As head of innovation at Allens, she has promoted the use of design thinking, co-creation and collaboration with clients to address changes brought about by new technology and develop new ways of working.
Ms Collyer worked with the University of New South Wales to launch the Allens Hub for Technology, Law & Innovation. The hub aims to provide a base for legal researchers to collaborate with other disciplines, government and civil society to address the impact of technology on the legal system.
Caryn Sandler | Chief knowledge and innovation officer, Gilbert + Tobin
Caryn Sandler is the architect of many of Gilbert + Tobin’s innovations in legal process and technology. She worked on the firm’s g+t<i> strategy, which brought its legal and technology teams together with IT vendors and clients to develop new ways of working. She also helped design the 24-hour hackathons the firm ran with banking client Westpac. Some of the patented innovations that have come from new client and technology collaborations include an initial public offering verification tool and the Smart Counsel app to share knowledge with clients.
“As traditional service delivery shifts to more contemporary offerings, roles like mine will pave the way for different career paths — ones that will be increasingly relevant to the delivery of legal services,” says Ms Sandler.
Sarah Turner | General counsel and company secretary, REA Group
Nigel Dalton, REA Group’s chief inventor, has unusual praise for the company’s general counsel: “She would have made a great software developer if she’d chosen that path.”
Sarah Turner joined the property website company as general counsel five years ago and quickly adapted and adopted the best parts of agile software development for use in the legal team — for example, GitHub, an application, is used to update contract terms and conditions. The legal department has also automated contract production and created an artificial intelligence tool to check the veracity of claims made by the sales and marketing team.
Ms Turner has also played a leading role negotiating a partnership with National Australia Bank to create a property search and mortgage-broking platform.
- Rule of law and access to justice • In-house
- Most Innovative Law Firms (International)
- Most Innovative Law Firms (Asia-Pacific)
- Most Innovative In-House Legal Teams
Business of Law

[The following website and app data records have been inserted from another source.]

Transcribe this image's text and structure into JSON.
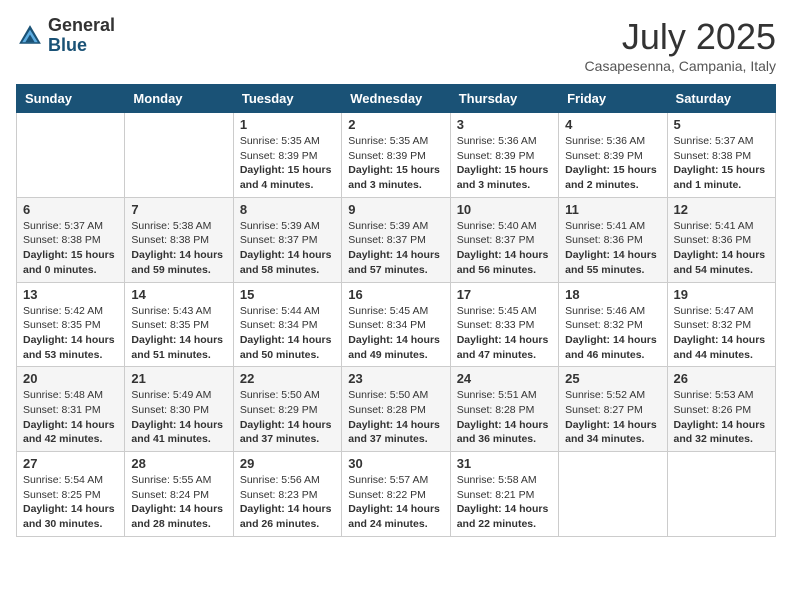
{
  "header": {
    "logo_general": "General",
    "logo_blue": "Blue",
    "month": "July 2025",
    "location": "Casapesenna, Campania, Italy"
  },
  "weekdays": [
    "Sunday",
    "Monday",
    "Tuesday",
    "Wednesday",
    "Thursday",
    "Friday",
    "Saturday"
  ],
  "weeks": [
    [
      {
        "day": "",
        "info": ""
      },
      {
        "day": "",
        "info": ""
      },
      {
        "day": "1",
        "info": "Sunrise: 5:35 AM\nSunset: 8:39 PM\nDaylight: 15 hours and 4 minutes."
      },
      {
        "day": "2",
        "info": "Sunrise: 5:35 AM\nSunset: 8:39 PM\nDaylight: 15 hours and 3 minutes."
      },
      {
        "day": "3",
        "info": "Sunrise: 5:36 AM\nSunset: 8:39 PM\nDaylight: 15 hours and 3 minutes."
      },
      {
        "day": "4",
        "info": "Sunrise: 5:36 AM\nSunset: 8:39 PM\nDaylight: 15 hours and 2 minutes."
      },
      {
        "day": "5",
        "info": "Sunrise: 5:37 AM\nSunset: 8:38 PM\nDaylight: 15 hours and 1 minute."
      }
    ],
    [
      {
        "day": "6",
        "info": "Sunrise: 5:37 AM\nSunset: 8:38 PM\nDaylight: 15 hours and 0 minutes."
      },
      {
        "day": "7",
        "info": "Sunrise: 5:38 AM\nSunset: 8:38 PM\nDaylight: 14 hours and 59 minutes."
      },
      {
        "day": "8",
        "info": "Sunrise: 5:39 AM\nSunset: 8:37 PM\nDaylight: 14 hours and 58 minutes."
      },
      {
        "day": "9",
        "info": "Sunrise: 5:39 AM\nSunset: 8:37 PM\nDaylight: 14 hours and 57 minutes."
      },
      {
        "day": "10",
        "info": "Sunrise: 5:40 AM\nSunset: 8:37 PM\nDaylight: 14 hours and 56 minutes."
      },
      {
        "day": "11",
        "info": "Sunrise: 5:41 AM\nSunset: 8:36 PM\nDaylight: 14 hours and 55 minutes."
      },
      {
        "day": "12",
        "info": "Sunrise: 5:41 AM\nSunset: 8:36 PM\nDaylight: 14 hours and 54 minutes."
      }
    ],
    [
      {
        "day": "13",
        "info": "Sunrise: 5:42 AM\nSunset: 8:35 PM\nDaylight: 14 hours and 53 minutes."
      },
      {
        "day": "14",
        "info": "Sunrise: 5:43 AM\nSunset: 8:35 PM\nDaylight: 14 hours and 51 minutes."
      },
      {
        "day": "15",
        "info": "Sunrise: 5:44 AM\nSunset: 8:34 PM\nDaylight: 14 hours and 50 minutes."
      },
      {
        "day": "16",
        "info": "Sunrise: 5:45 AM\nSunset: 8:34 PM\nDaylight: 14 hours and 49 minutes."
      },
      {
        "day": "17",
        "info": "Sunrise: 5:45 AM\nSunset: 8:33 PM\nDaylight: 14 hours and 47 minutes."
      },
      {
        "day": "18",
        "info": "Sunrise: 5:46 AM\nSunset: 8:32 PM\nDaylight: 14 hours and 46 minutes."
      },
      {
        "day": "19",
        "info": "Sunrise: 5:47 AM\nSunset: 8:32 PM\nDaylight: 14 hours and 44 minutes."
      }
    ],
    [
      {
        "day": "20",
        "info": "Sunrise: 5:48 AM\nSunset: 8:31 PM\nDaylight: 14 hours and 42 minutes."
      },
      {
        "day": "21",
        "info": "Sunrise: 5:49 AM\nSunset: 8:30 PM\nDaylight: 14 hours and 41 minutes."
      },
      {
        "day": "22",
        "info": "Sunrise: 5:50 AM\nSunset: 8:29 PM\nDaylight: 14 hours and 37 minutes."
      },
      {
        "day": "23",
        "info": "Sunrise: 5:50 AM\nSunset: 8:28 PM\nDaylight: 14 hours and 37 minutes."
      },
      {
        "day": "24",
        "info": "Sunrise: 5:51 AM\nSunset: 8:28 PM\nDaylight: 14 hours and 36 minutes."
      },
      {
        "day": "25",
        "info": "Sunrise: 5:52 AM\nSunset: 8:27 PM\nDaylight: 14 hours and 34 minutes."
      },
      {
        "day": "26",
        "info": "Sunrise: 5:53 AM\nSunset: 8:26 PM\nDaylight: 14 hours and 32 minutes."
      }
    ],
    [
      {
        "day": "27",
        "info": "Sunrise: 5:54 AM\nSunset: 8:25 PM\nDaylight: 14 hours and 30 minutes."
      },
      {
        "day": "28",
        "info": "Sunrise: 5:55 AM\nSunset: 8:24 PM\nDaylight: 14 hours and 28 minutes."
      },
      {
        "day": "29",
        "info": "Sunrise: 5:56 AM\nSunset: 8:23 PM\nDaylight: 14 hours and 26 minutes."
      },
      {
        "day": "30",
        "info": "Sunrise: 5:57 AM\nSunset: 8:22 PM\nDaylight: 14 hours and 24 minutes."
      },
      {
        "day": "31",
        "info": "Sunrise: 5:58 AM\nSunset: 8:21 PM\nDaylight: 14 hours and 22 minutes."
      },
      {
        "day": "",
        "info": ""
      },
      {
        "day": "",
        "info": ""
      }
    ]
  ]
}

- Australia • In-house
- New business & service delivery models • In-house
- New products & services
- Talent, strategy and changing behaviours • In-house
- Technology • In-house
- Accessing new markets & capital
- Accessing new markets & capital (Asia-Pacific)
- Accessing new markets & capital (International)
- Australia • In-house
- Dispute resolution
- Driving value • In-house
- Enabling business growth • In-house
- Managing complexity & scale
- Managing complexity & scale (Asia-Pacific)
- Managing complexity & scale (International)
Get alerts on Asia-Pacific when a new story is published